It is quarter of six and I have a few minutes to update this journal before heading out for milking and doing other chores. This semester is already exhausting me. Four days out of the week, I have to put myself in high gear to get everything done in order to leave for school at 7:30.
I get up, get dressed, make coffee, check e-mail, make sure I have all of my assignments on my hard drive to take to school, etc., make Wally’s lunch, heat up his truck, (all of Wally’s chores are done because I love and appreciate him so much) drink my coffee (usually while checking e-mail), milk two cows, feed the pigs, fill up hay bins for the cows, haul up and process the milk and wash my milking equipment, feed and water 200+ rabbits, feed the ducks and gather their eggs, clean myself up to be reasonably presentable, try to get something for breakfast (this morning it will be a smoothy made from raw milk yogurt, raw duck eggs and frozen fruit), feed the dogs and cats, load up the truck and head out for school. I am wore down before I even get to school. All of my classes are three plus hours in length and they are challenging (that is a good thing).
Once school is over and I get home, it’s almost time to start doing the same chores all over again. Honestly, I am not complaining. I know all this work is keeping me fit both physically and mentally.
Earlier this week out sent out this newsletter. Wally and I are not ready to go back to the Charlotte market. If I had my way, we would not go back at all. I thought about trying the local Hickory market, but Wally disagreed. We need to go where the most traffic is to make as much money during the “season” as we can. It has been a struggle keeping the animals fed this winter. At this time, the farm is not paying for itself.

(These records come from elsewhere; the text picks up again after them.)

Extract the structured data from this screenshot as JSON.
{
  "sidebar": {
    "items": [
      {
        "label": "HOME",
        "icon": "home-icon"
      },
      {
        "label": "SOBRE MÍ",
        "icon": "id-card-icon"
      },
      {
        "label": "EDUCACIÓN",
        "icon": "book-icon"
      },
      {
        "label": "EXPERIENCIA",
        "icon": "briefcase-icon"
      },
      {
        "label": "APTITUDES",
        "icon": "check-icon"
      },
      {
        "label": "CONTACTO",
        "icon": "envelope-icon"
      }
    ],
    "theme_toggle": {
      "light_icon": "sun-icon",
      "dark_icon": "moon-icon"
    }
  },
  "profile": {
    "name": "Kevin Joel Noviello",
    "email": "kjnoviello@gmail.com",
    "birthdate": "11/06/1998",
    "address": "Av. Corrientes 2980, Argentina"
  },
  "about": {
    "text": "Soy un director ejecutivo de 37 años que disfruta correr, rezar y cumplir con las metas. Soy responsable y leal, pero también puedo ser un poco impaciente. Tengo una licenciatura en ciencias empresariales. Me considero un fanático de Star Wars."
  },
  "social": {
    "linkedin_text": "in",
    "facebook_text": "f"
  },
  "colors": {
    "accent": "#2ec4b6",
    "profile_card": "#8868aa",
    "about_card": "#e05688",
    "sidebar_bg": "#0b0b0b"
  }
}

Back to the newsletter. Primarily, the people on the mailing list are from the Charlotte market. I wrote in the last paragraph, “So, you can buy food from these honest, good farmers, but for now, you’ll need to drive to Lincolnton to get it. We have duck eggs, lots of duck eggs. Rabbit, lots of rabbit. Soon we’ll have pork, lots of pork. It’s worth the drive and you can see, for yourself, how your food is raised. Are you up for the challenge? We hope so.” Unfortunately, it seems no one was up for the challenge. It’s hard dealing with the reality that most people just think they care about good food and how it is raised. I will not give up on farming for as long as Wally and I are physically and financially able to do so, but it will continue to be frustrating knowing that for all that we do, it really doesn’t matter to anyone but us.
I guess I am very guilty of living in a fantasy world where people appreciate what small farmers do, but in reality, I know darned well given we are not at the market, our former customers are simply going on down the line buying from whatever farmers are there. It is a good thing that they are there buying from farmers rather than Wal-Mart, but I simply wish that we were missed and really appreciated. I wish I had a dollar for every individual that writes or calls me asking about buying products but never show up.
Is there a job where you are really appreciated for what you do? At one time, maybe yes, but now, those jobs are likely few and far between.
School is going well and I am slowly learning my craft. Took these images this week in studio. The assignment was to show texture: